Chapter Two - Commercial Radio Arrives. This is for me a missed opportunity. What is becoming quickly notable is the lack of any citations as to where any material is sourced. As this is a swift historical account of the early days of UK commercial radio and the book is described as a Bibliography by the author, I Have to wonder if he actually knows the meaning of the word. Lets help:
A bibliography is a list of all of the sources you have used (whether referenced or not) in the process of researching your work. In general, a bibliography should include:
You see it's simple & you can now verify if I am correct as I have given you a source.
In chapter two 'Captain' Plugge's between the wars Radio Normandie is mentioned and yes this was a ground breaking commercial radio station that covered much of the south of England, again much has been written about that era. Where the real trick has been missed is in just how little coverage is given to Radio Luxembourg, particularly in the late 1950's into the early 1960's.

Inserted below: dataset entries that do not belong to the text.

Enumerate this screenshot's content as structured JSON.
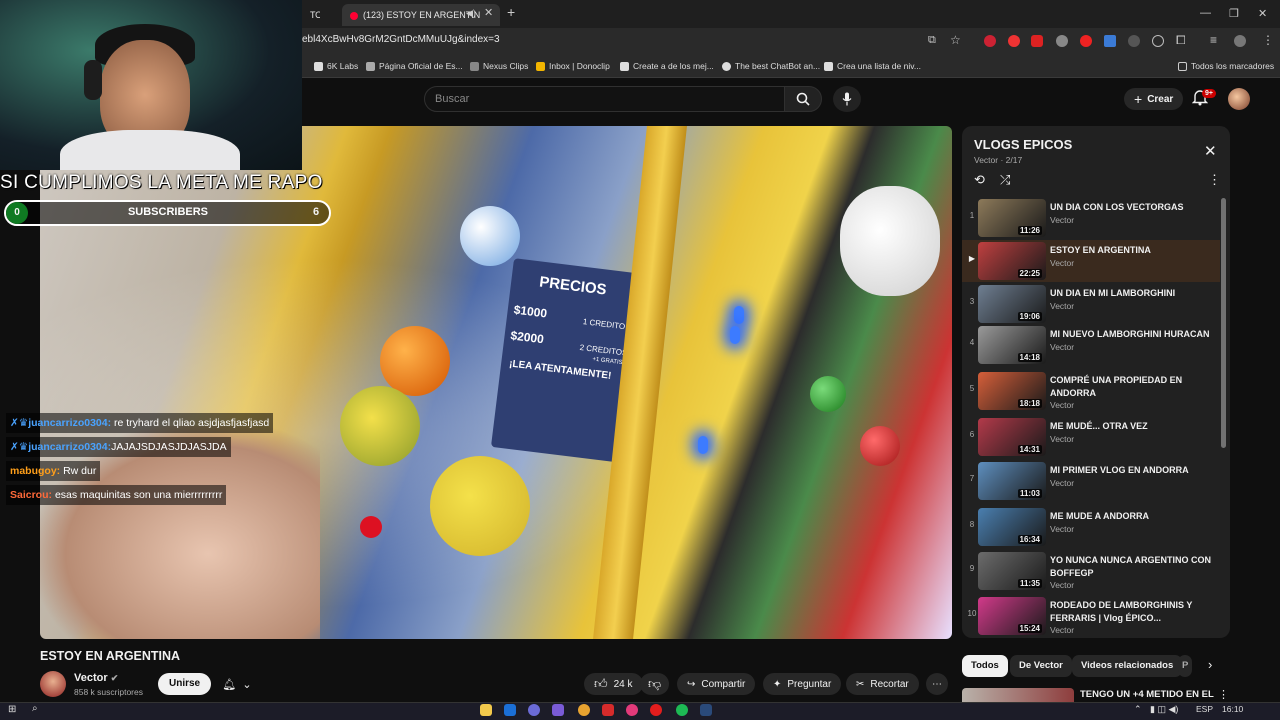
{
  "browser": {
    "tabs": [
      {
        "label": "ТО"
      },
      {
        "label": "(123) ESTOY EN ARGENTIN"
      }
    ],
    "url": "ebl4XcBwHv8GrM2GntDcMMuUJg&index=3",
    "bookmarks": [
      {
        "label": "6K Labs"
      },
      {
        "label": "Página Oficial de Es..."
      },
      {
        "label": "Nexus Clips"
      },
      {
        "label": "Inbox | Donoclip"
      },
      {
        "label": "Create a de los mej..."
      },
      {
        "label": "The best ChatBot an..."
      },
      {
        "label": "Crea una lista de niv..."
      }
    ],
    "all_bookmarks": "Todos los marcadores"
  },
  "header": {
    "search_placeholder": "Buscar",
    "create_label": "Crear",
    "notif_count": "9+"
  },
  "overlay": {
    "goal_text": "SI CUMPLIMOS LA META ME RAPO",
    "sub_start": "0",
    "sub_label": "SUBSCRIBERS",
    "sub_end": "6",
    "chat": [
      {
        "user": "juancarrizo0304:",
        "text": "re tryhard el qliao asjdjasfjasfjasd",
        "color": "#4aa3ff"
      },
      {
        "user": "juancarrizo0304:",
        "text": "JAJAJSDJASJDJASJDA",
        "color": "#4aa3ff"
      },
      {
        "user": "mabugoy:",
        "text": "Rw dur",
        "color": "#ff9f1a"
      },
      {
        "user": "Saicrou:",
        "text": "esas maquinitas son una mierrrrrrrrr",
        "color": "#ff6a3a"
      }
    ]
  },
  "video_text": {
    "sign_title": "PRECIOS",
    "sign_price1": "$1000",
    "sign_price1_desc": "1 CREDITO",
    "sign_price2": "$2000",
    "sign_price2_desc": "2 CREDITOS",
    "sign_bonus": "+1 GRATIS",
    "sign_note": "¡LEA ATENTAMENTE!"
  },
  "video": {
    "title": "ESTOY EN ARGENTINA",
    "channel": "Vector",
    "subs": "858 k suscriptores",
    "join_label": "Unirse",
    "likes": "24 k",
    "share_label": "Compartir",
    "ask_label": "Preguntar",
    "clip_label": "Recortar"
  },
  "playlist": {
    "title": "VLOGS EPICOS",
    "subtitle": "Vector · 2/17",
    "items": [
      {
        "index": "1",
        "title": "UN DIA CON LOS VECTORGAS",
        "channel": "Vector",
        "duration": "11:26",
        "thumb_color": "#8d7a5a"
      },
      {
        "index": "",
        "title": "ESTOY EN ARGENTINA",
        "channel": "Vector",
        "duration": "22:25",
        "thumb_color": "#c04040"
      },
      {
        "index": "3",
        "title": "UN DIA EN MI LAMBORGHINI",
        "channel": "Vector",
        "duration": "19:06",
        "thumb_color": "#6f7f92"
      },
      {
        "index": "4",
        "title": "MI NUEVO LAMBORGHINI HURACAN",
        "channel": "Vector",
        "duration": "14:18",
        "thumb_color": "#9a9a9a"
      },
      {
        "index": "5",
        "title": "COMPRÉ UNA PROPIEDAD EN ANDORRA",
        "channel": "Vector",
        "duration": "18:18",
        "thumb_color": "#d65f3a"
      },
      {
        "index": "6",
        "title": "ME MUDÉ... OTRA VEZ",
        "channel": "Vector",
        "duration": "14:31",
        "thumb_color": "#b33a4a"
      },
      {
        "index": "7",
        "title": "MI PRIMER VLOG EN ANDORRA",
        "channel": "Vector",
        "duration": "11:03",
        "thumb_color": "#5e8fbf"
      },
      {
        "index": "8",
        "title": "ME MUDE A ANDORRA",
        "channel": "Vector",
        "duration": "16:34",
        "thumb_color": "#4a7fb0"
      },
      {
        "index": "9",
        "title": "YO NUNCA NUNCA ARGENTINO CON BOFFEGP",
        "channel": "Vector",
        "duration": "11:35",
        "thumb_color": "#6c6c6c"
      },
      {
        "index": "10",
        "title": "RODEADO DE LAMBORGHINIS Y FERRARIS | Vlog ÉPICO...",
        "channel": "Vector",
        "duration": "15:24",
        "thumb_color": "#d23a8a"
      }
    ]
  },
  "chips": [
    {
      "label": "Todos"
    },
    {
      "label": "De Vector"
    },
    {
      "label": "Videos relacionados"
    },
    {
      "label": "P"
    }
  ],
  "next_video_title": "TENGO UN +4 METIDO EN EL",
  "taskbar": {
    "lang": "ESP",
    "time": "16:10"
  }
}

Considering that Radio Luxembourg's apparent monopoly tie up with the major UK record labels is still attributed as a key reason why Ronan O'Rahilly started Radio Caroline (at least according to the current station manager Peter Moore who just weeks ago stated this was so on BBC TV), scant attention is given to Luxembourg, in this book. I wonder why?
Perhaps the fact that that independent record labels were able to afford airtime on Radio Luxembourg has undermined that notion for Paul Rusling at least. As is seen through Joe Meek's 1960 Triumph Records label (where the access to cash was limited to say the least) his label & fledgling artists still got huge exposure & I quote:

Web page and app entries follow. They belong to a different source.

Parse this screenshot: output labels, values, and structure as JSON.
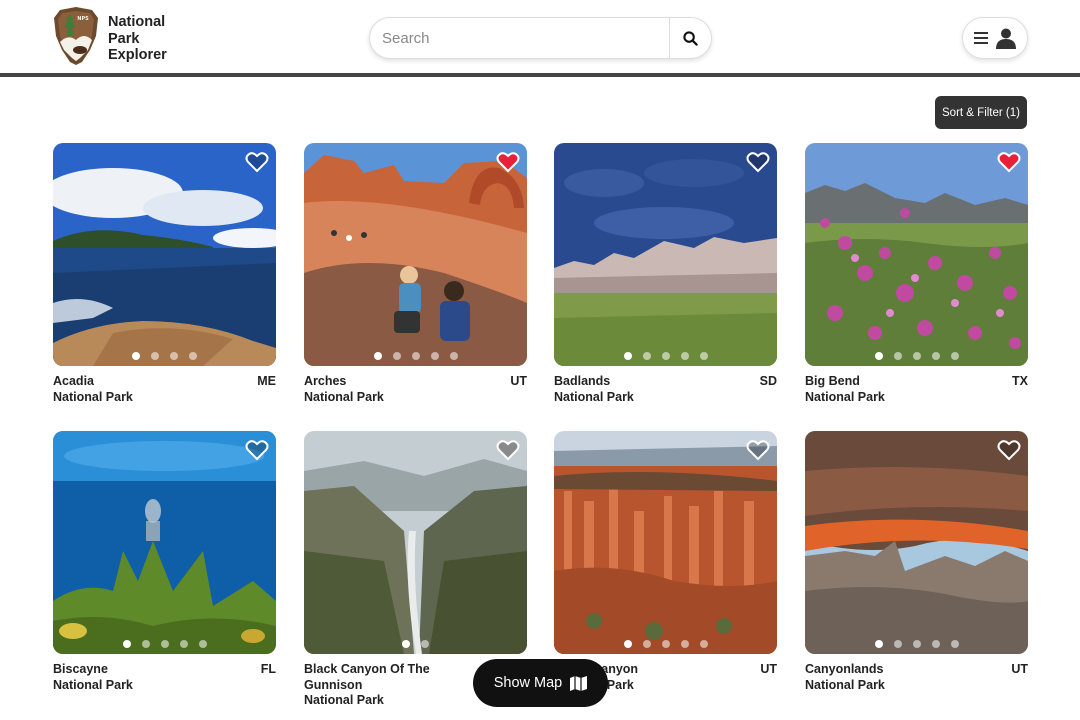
{
  "app": {
    "name_lines": [
      "National",
      "Park",
      "Explorer"
    ]
  },
  "search": {
    "placeholder": "Search"
  },
  "toolbar": {
    "sort_filter_label": "Sort & Filter (1)"
  },
  "map_button": {
    "label": "Show Map"
  },
  "colors": {
    "heart_favorited": "#e8203a",
    "heart_outline": "#ffffff",
    "header_rule": "#444444",
    "dark_button": "#111111"
  },
  "parks": [
    {
      "name": "Acadia",
      "suffix": "National Park",
      "state": "ME",
      "favorited": false,
      "photo_count": 4,
      "active_photo": 1
    },
    {
      "name": "Arches",
      "suffix": "National Park",
      "state": "UT",
      "favorited": true,
      "photo_count": 5,
      "active_photo": 1
    },
    {
      "name": "Badlands",
      "suffix": "National Park",
      "state": "SD",
      "favorited": false,
      "photo_count": 5,
      "active_photo": 1
    },
    {
      "name": "Big Bend",
      "suffix": "National Park",
      "state": "TX",
      "favorited": true,
      "photo_count": 5,
      "active_photo": 1
    },
    {
      "name": "Biscayne",
      "suffix": "National Park",
      "state": "FL",
      "favorited": false,
      "photo_count": 5,
      "active_photo": 1
    },
    {
      "name": "Black Canyon Of The Gunnison",
      "suffix": "National Park",
      "state": "",
      "favorited": false,
      "photo_count": 2,
      "active_photo": 1
    },
    {
      "name": "Bryce Canyon",
      "suffix": "National Park",
      "state": "UT",
      "favorited": false,
      "photo_count": 5,
      "active_photo": 1
    },
    {
      "name": "Canyonlands",
      "suffix": "National Park",
      "state": "UT",
      "favorited": false,
      "photo_count": 5,
      "active_photo": 1
    }
  ]
}
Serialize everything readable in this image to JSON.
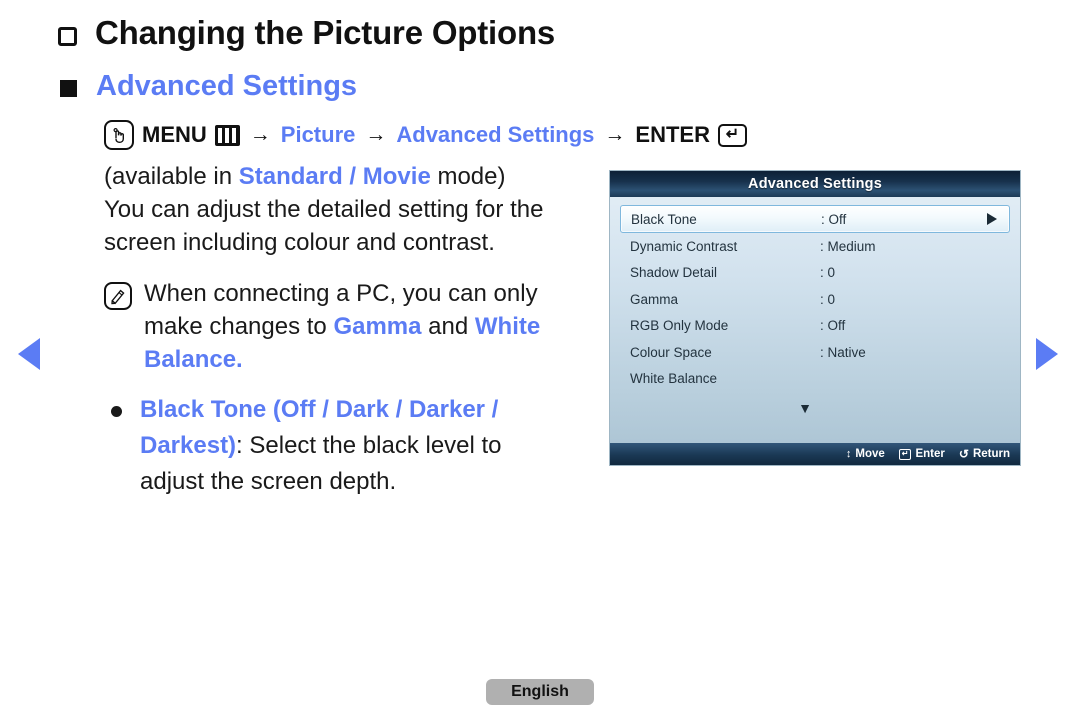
{
  "heading": {
    "title": "Changing the Picture Options",
    "subtitle": "Advanced Settings"
  },
  "menu_path": {
    "hand_icon": "hand-press-icon",
    "menu_label": "MENU",
    "menu_icon": "menu-grid-icon",
    "arrow1": "→",
    "step1": "Picture",
    "arrow2": "→",
    "step2": "Advanced Settings",
    "arrow3": "→",
    "enter_label": "ENTER",
    "enter_icon_glyph": "↵"
  },
  "body": {
    "availability_prefix": "(available in ",
    "availability_modes": "Standard / Movie",
    "availability_suffix": " mode)",
    "description_line1": "You can adjust the detailed setting for the",
    "description_line2": "screen including colour and contrast.",
    "note": {
      "icon": "note-pencil-icon",
      "text_part1": "When connecting a PC, you can only make changes to ",
      "text_highlight1": "Gamma",
      "text_part2": " and ",
      "text_highlight2": "White Balance."
    },
    "bullet": {
      "marker": "bullet-dot",
      "term": "Black Tone (Off / Dark / Darker / Darkest)",
      "definition": ": Select the black level to adjust the screen depth."
    }
  },
  "nav": {
    "prev_icon": "triangle-left-icon",
    "next_icon": "triangle-right-icon"
  },
  "osd": {
    "title": "Advanced Settings",
    "rows": [
      {
        "name": "Black Tone",
        "value": ": Off",
        "selected": true,
        "caret": true
      },
      {
        "name": "Dynamic Contrast",
        "value": ": Medium",
        "selected": false,
        "caret": false
      },
      {
        "name": "Shadow Detail",
        "value": ": 0",
        "selected": false,
        "caret": false
      },
      {
        "name": "Gamma",
        "value": ": 0",
        "selected": false,
        "caret": false
      },
      {
        "name": "RGB Only Mode",
        "value": ": Off",
        "selected": false,
        "caret": false
      },
      {
        "name": "Colour Space",
        "value": ": Native",
        "selected": false,
        "caret": false
      },
      {
        "name": "White Balance",
        "value": "",
        "selected": false,
        "caret": false
      }
    ],
    "scroll_more_glyph": "▼",
    "footer": {
      "move_icon": "↕",
      "move_label": "Move",
      "enter_icon": "↵",
      "enter_label": "Enter",
      "return_icon": "↺",
      "return_label": "Return"
    }
  },
  "footer": {
    "language": "English"
  },
  "colors": {
    "accent_blue": "#5b7cf4",
    "osd_title_navy": "#17314c",
    "osd_body": "#cfe0ec",
    "pill_gray": "#b0b0b0"
  }
}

The first two 45 releases in February 1960 were announced with 200 posters pasted along the Central Line. And in April 1960 Meek started a weekly 15-minutes commercial broadcast on Radio Luxembourg's English program: "It's A Triumph!". There Meek presented the new releases, hosted by himself (under the pseudonym Johnny Watts) and Ricky Wayne (a later Mr. Universe), who himself became a singer for a while (Triumph released his song Chick'a'roo in April 1960).
In part two we will begin to look at the early days of Radio Caroline where once again the lack of references & source material makes this a much more difficult job than first anticipated. I am already glad I said I would limit this review to the early days of Radio Caroline. You can comment here or on Conversation Central, however starting today the stupid troll posts and drunken late night garbage will not be published.

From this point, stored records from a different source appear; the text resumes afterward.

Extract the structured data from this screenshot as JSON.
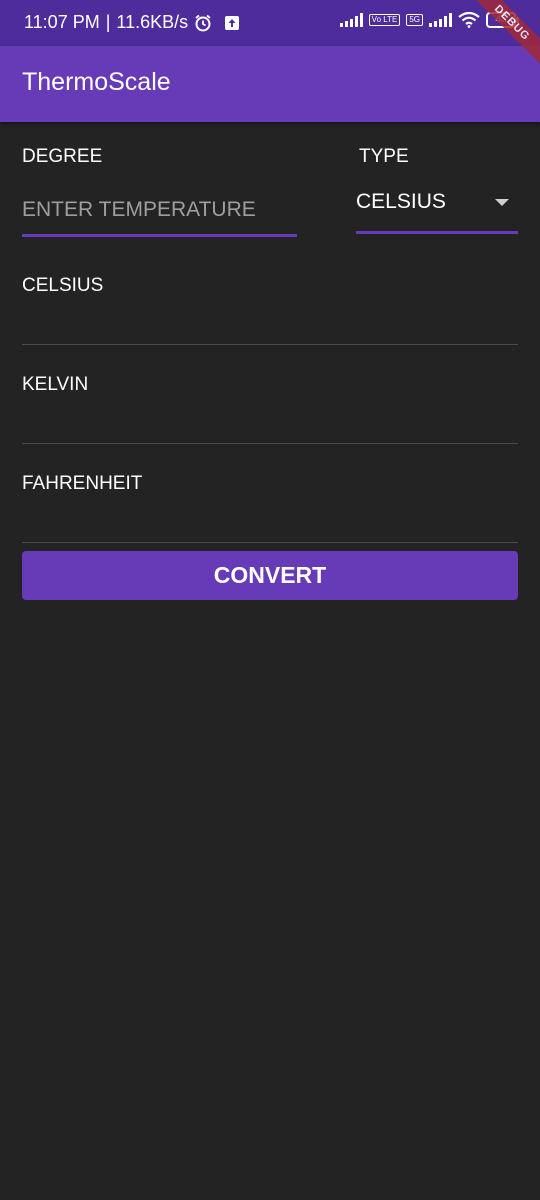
{
  "status_bar": {
    "time": "11:07 PM",
    "separator": "|",
    "speed": "11.6KB/s",
    "alarm_icon": "alarm-icon",
    "upload_icon": "upload-icon",
    "net1_tag": "Vo LTE",
    "net2_tag": "5G",
    "wifi_icon": "wifi-icon",
    "battery": "45"
  },
  "app_bar": {
    "title": "ThermoScale",
    "color": "#673ab7"
  },
  "debug_ribbon": "DEBUG",
  "form": {
    "degree_label": "DEGREE",
    "degree_placeholder": "ENTER TEMPERATURE",
    "type_label": "TYPE",
    "type_selected": "CELSIUS"
  },
  "results": {
    "celsius_label": "CELSIUS",
    "kelvin_label": "KELVIN",
    "fahrenheit_label": "FAHRENHEIT"
  },
  "convert_label": "CONVERT",
  "colors": {
    "accent": "#673ab7",
    "status_bar": "#4f2c9b",
    "background": "#232323"
  }
}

Coming soon. An honest & truly independent book review. Impartial, factual & with just one agenda. To provide a robust analysis of the Radio Caroline Bible.
Our focus will be on the roots & beginning of the radio station. Our goal is to properly understand the real story, expose any errors and allow you the reader to form your own opinion based on tangible knowledge.
This is not about disrespecting those involved in the foundation of Radio Caroline. It is about understanding the key players, their staff and the real roles of everyone associated with the beginnings of offshore radio in the United Kingdom.
Based on information already gleaned, we believe that the true story of Radio Caroline in the early years is yet to be told.
It is our hope that Mervyn Hagger, Eric Gilder and Genie Baskir will now begin to feel comfortable in sharing their research in full without fear of intellectual property theft. Mike Wilson is taking the lead on the book review project and will be supported by a small team of individuals, including an elderly individual with untapped knowledge who lives in the west country. We hope to visit that person early this spring.
In the book 'The Art Of War' patiently waiting until your enemy has expended their ammunition is explained in full and is a timeless ploy. We are at that juncture & it's time to unleash some truth bombs. So buckle up boys & girls, things are about to get very interesting!